I love hearing what’s happened on the other side of childhood Melissa, thank you so much for sharing. And, I think something that’s drilled into us as OT’s is the importance of play – it’s the foundation for everything!
I’m curious, at what ages did you get your kids their own phones?
I think my boys were 12 – 13 when they got their own phones. My daughter was given our house cell phone to take with her when she went to neighbors/friends houses when she was 8-9. She got her own phone when she was 10, which was actually her oldest brother’s original phone. He got an upgrade!
It does seem kids these days are getting them at younger ages.
Thanks Melissa! Yes, both my son’s have had peers in first grade get them, although it’s certainly the minority.
As a former family therapist, I saw many children who could not interact with toys. I would ask them to play with me and they would look dumbfounded. However, they always had in hand a portable video game of some sort. I believe so many of today’s childhood problems, such as ADHD, lack of interpersonal skills, communication inadequacies, relationship building problems , lack of cognitive growth and poor self worth stems from lack of play starting in infancy. Your blog was spot on and I have seen this evident in my own children and their peers. My girls have been surrounded by opportunities of play since birth and have had limited interaction with screens. They can play for hours on end and beg for more time at night to do so. I homeschool them, and with such flexibility I make sure they get more time to just play. I literally have never heard the words “ I’m bored” and they are 6 and 7. They have expansive imaginations and wonderful problem solving skills. I encourage all parents to use your tips and make time for child play and not get pressured into thinking screens are ok. They are not, they change the brain and it will hinder children in the long run.

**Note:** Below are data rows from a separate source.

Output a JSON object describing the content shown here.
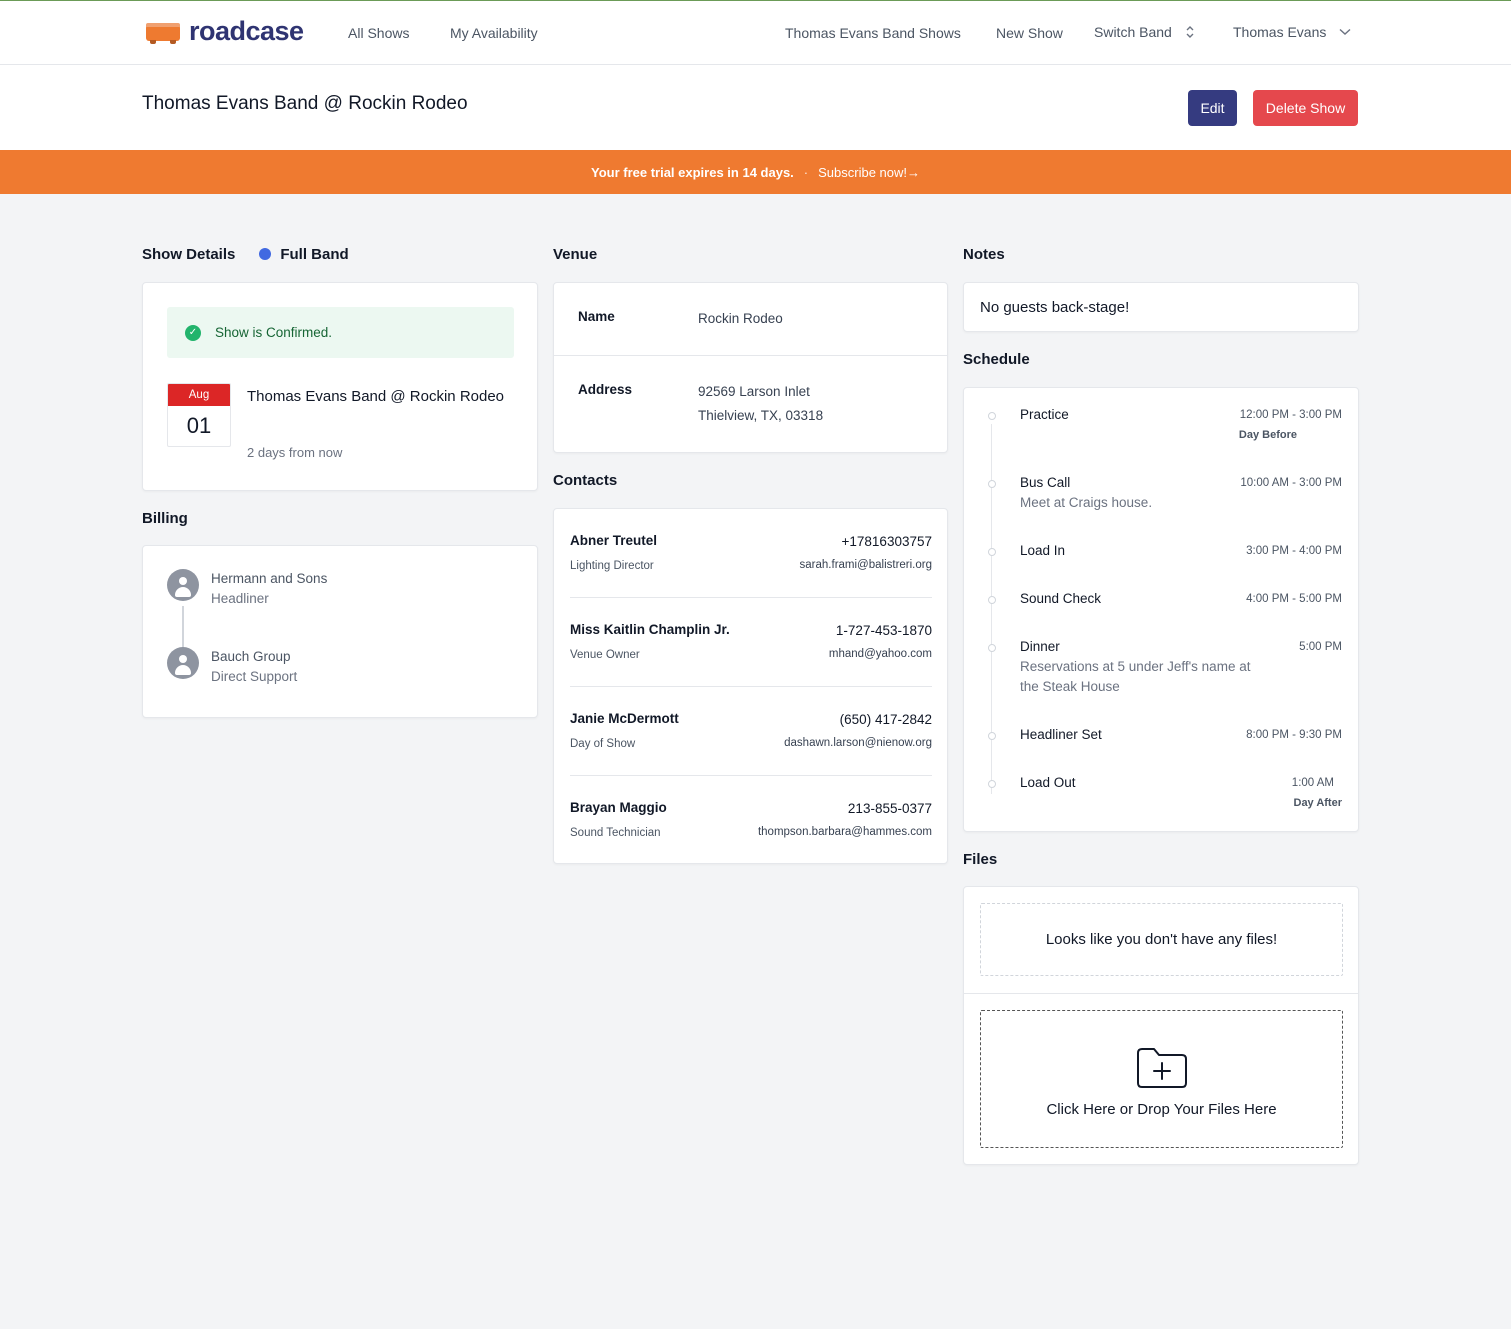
{
  "app": {
    "logo_text": "roadcase"
  },
  "nav": {
    "all_shows": "All Shows",
    "my_availability": "My Availability",
    "band_shows": "Thomas Evans Band Shows",
    "new_show": "New Show",
    "switch_band": "Switch Band",
    "user": "Thomas Evans"
  },
  "page": {
    "title": "Thomas Evans Band @ Rockin Rodeo",
    "edit_label": "Edit",
    "delete_label": "Delete Show"
  },
  "banner": {
    "message": "Your free trial expires in 14 days.",
    "separator": "·",
    "cta": "Subscribe now!",
    "arrow": "→"
  },
  "show_details": {
    "section_title": "Show Details",
    "lineup": "Full Band",
    "lineup_color": "#4169e1",
    "status": "Show is Confirmed.",
    "month": "Aug",
    "day": "01",
    "event_title": "Thomas Evans Band @ Rockin Rodeo",
    "relative": "2 days from now"
  },
  "billing": {
    "section_title": "Billing",
    "items": [
      {
        "name": "Hermann and Sons",
        "role": "Headliner"
      },
      {
        "name": "Bauch Group",
        "role": "Direct Support"
      }
    ]
  },
  "venue": {
    "section_title": "Venue",
    "name_label": "Name",
    "name": "Rockin Rodeo",
    "address_label": "Address",
    "address_line1": "92569 Larson Inlet",
    "address_line2": "Thielview, TX, 03318"
  },
  "contacts": {
    "section_title": "Contacts",
    "items": [
      {
        "name": "Abner Treutel",
        "role": "Lighting Director",
        "phone": "+17816303757",
        "email": "sarah.frami@balistreri.org"
      },
      {
        "name": "Miss Kaitlin Champlin Jr.",
        "role": "Venue Owner",
        "phone": "1-727-453-1870",
        "email": "mhand@yahoo.com"
      },
      {
        "name": "Janie McDermott",
        "role": "Day of Show",
        "phone": "(650) 417-2842",
        "email": "dashawn.larson@nienow.org"
      },
      {
        "name": "Brayan Maggio",
        "role": "Sound Technician",
        "phone": "213-855-0377",
        "email": "thompson.barbara@hammes.com"
      }
    ]
  },
  "notes": {
    "section_title": "Notes",
    "text": "No guests back-stage!"
  },
  "schedule": {
    "section_title": "Schedule",
    "items": [
      {
        "name": "Practice",
        "time": "12:00 PM - 3:00 PM",
        "relative": "Day Before",
        "desc": ""
      },
      {
        "name": "Bus Call",
        "time": "10:00 AM - 3:00 PM",
        "relative": "",
        "desc": "Meet at Craigs house."
      },
      {
        "name": "Load In",
        "time": "3:00 PM - 4:00 PM",
        "relative": "",
        "desc": ""
      },
      {
        "name": "Sound Check",
        "time": "4:00 PM - 5:00 PM",
        "relative": "",
        "desc": ""
      },
      {
        "name": "Dinner",
        "time": "5:00 PM",
        "relative": "",
        "desc": "Reservations at 5 under Jeff's name at the Steak House"
      },
      {
        "name": "Headliner Set",
        "time": "8:00 PM - 9:30 PM",
        "relative": "",
        "desc": ""
      },
      {
        "name": "Load Out",
        "time": "1:00 AM",
        "relative": "Day After",
        "desc": ""
      }
    ]
  },
  "files": {
    "section_title": "Files",
    "empty_message": "Looks like you don't have any files!",
    "dropzone_label": "Click Here or Drop Your Files Here"
  },
  "icons": {
    "check": "check-circle-icon",
    "avatar": "user-avatar-icon",
    "folder": "folder-plus-icon",
    "updown": "chevron-up-down-icon",
    "chevron": "chevron-down-icon"
  }
}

You’re perspective is so valuable Danielle! Thank you so much for sharing it. What I believe, as well, is that there’s time to go back to that play even for older kids that don’t have play and socialization skills. My kids rarely say that they’re bored, but it has popped up a couple of times.